### TASK DIRECTIONS
Tally up the lines below that include the word "title". Answer with the number alone.

--- START ---

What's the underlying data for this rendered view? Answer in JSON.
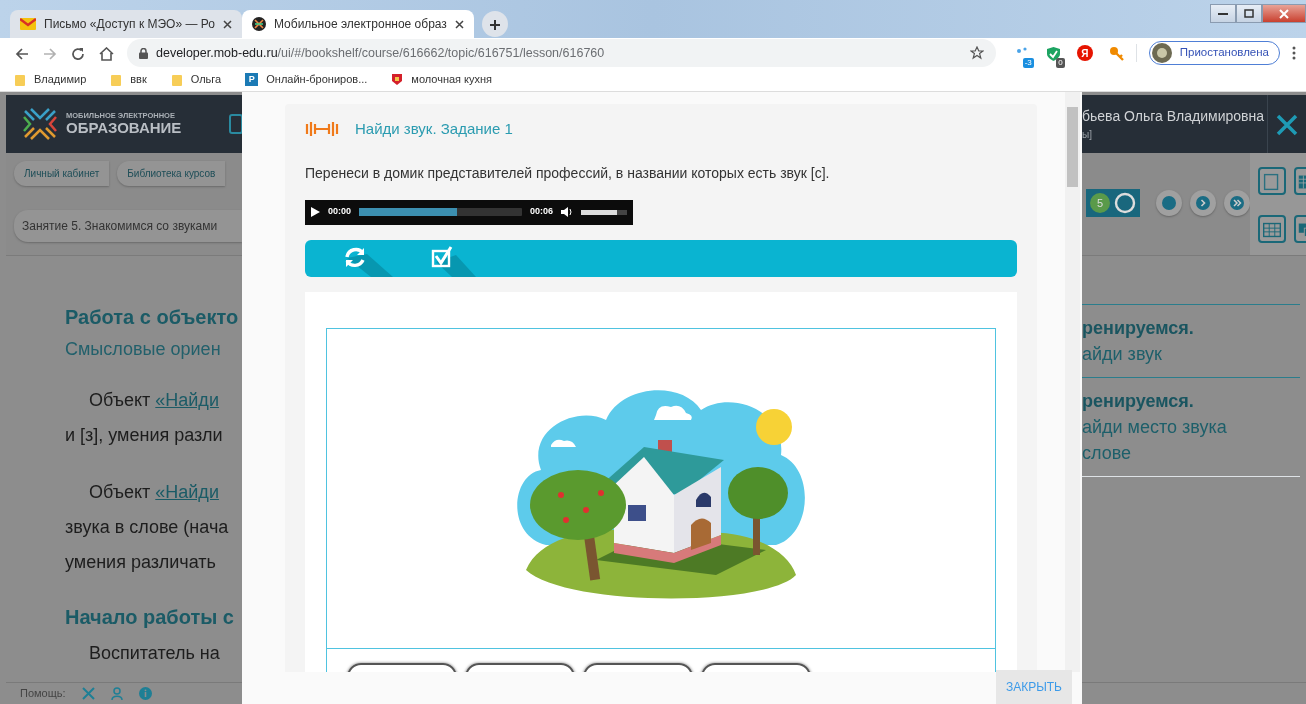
{
  "browser": {
    "tabs": [
      {
        "kind": "mail",
        "title": "Письмо «Доступ к МЭО» — Ро",
        "selected": false
      },
      {
        "kind": "site",
        "title": "Мобильное электронное образ",
        "selected": true
      }
    ],
    "forward_disabled": true,
    "url_host": "developer.mob-edu.ru",
    "url_path": "/ui/#/bookshelf/course/616662/topic/616751/lesson/616760",
    "extensions": [
      {
        "kind": "dots",
        "badge": "-3"
      },
      {
        "kind": "shield",
        "badge": "0"
      },
      {
        "kind": "yandex",
        "label": "Я"
      },
      {
        "kind": "key"
      }
    ],
    "profile": "Приостановлена",
    "bookmarks": [
      {
        "kind": "folder",
        "label": "Владимир"
      },
      {
        "kind": "folder",
        "label": "ввк"
      },
      {
        "kind": "folder",
        "label": "Ольга"
      },
      {
        "kind": "site",
        "icon_text": "P",
        "label": "Онлайн-брониров..."
      },
      {
        "kind": "emblem",
        "label": "молочная кухня"
      }
    ]
  },
  "page": {
    "logo_small": "МОБИЛЬНОЕ ЭЛЕКТРОННОЕ",
    "logo_big": "ОБРАЗОВАНИЕ",
    "user_name": "бьева Ольга Владимировна",
    "user_role": "ы]",
    "breadcrumbs": [
      "Личный кабинет",
      "Библиотека курсов"
    ],
    "lesson": "Занятие 5. Знакомимся со звуками",
    "progress_count": "5",
    "content": [
      {
        "kind": "heading",
        "text": "Работа с объекто"
      },
      {
        "kind": "subheading",
        "text": "Смысловые ориен"
      },
      {
        "kind": "paragraph",
        "lines": [
          {
            "text": "Объект ",
            "link": "«Найди"
          },
          {
            "text": "и [з], умения разли"
          }
        ]
      },
      {
        "kind": "paragraph",
        "lines": [
          {
            "text": "Объект ",
            "link": "«Найди"
          },
          {
            "text": "звука в слове (нача"
          },
          {
            "text": "умения различать"
          }
        ]
      },
      {
        "kind": "heading",
        "text": "Начало работы с"
      },
      {
        "kind": "paragraph",
        "lines": [
          {
            "text": "Воспитатель на"
          }
        ]
      }
    ],
    "side_items": [
      {
        "title": "ренируемся.",
        "lines": [
          "айди звук"
        ]
      },
      {
        "title": "ренируемся.",
        "lines": [
          "айди место звука",
          "слове"
        ]
      }
    ],
    "help_label": "Помощь:"
  },
  "modal": {
    "title": "Найди звук. Задание 1",
    "instruction": "Перенеси в домик представителей профессий, в названии которых есть звук [с].",
    "audio": {
      "current": "00:00",
      "duration": "00:06",
      "progress": {
        "level": 0.6
      },
      "volume": {
        "level": 0.78
      }
    },
    "word_cards": [
      {
        "kind": "blank"
      },
      {
        "kind": "blank"
      },
      {
        "kind": "blank"
      },
      {
        "kind": "blank"
      }
    ],
    "close": "ЗАКРЫТЬ"
  }
}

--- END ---

### TASK RESULT
5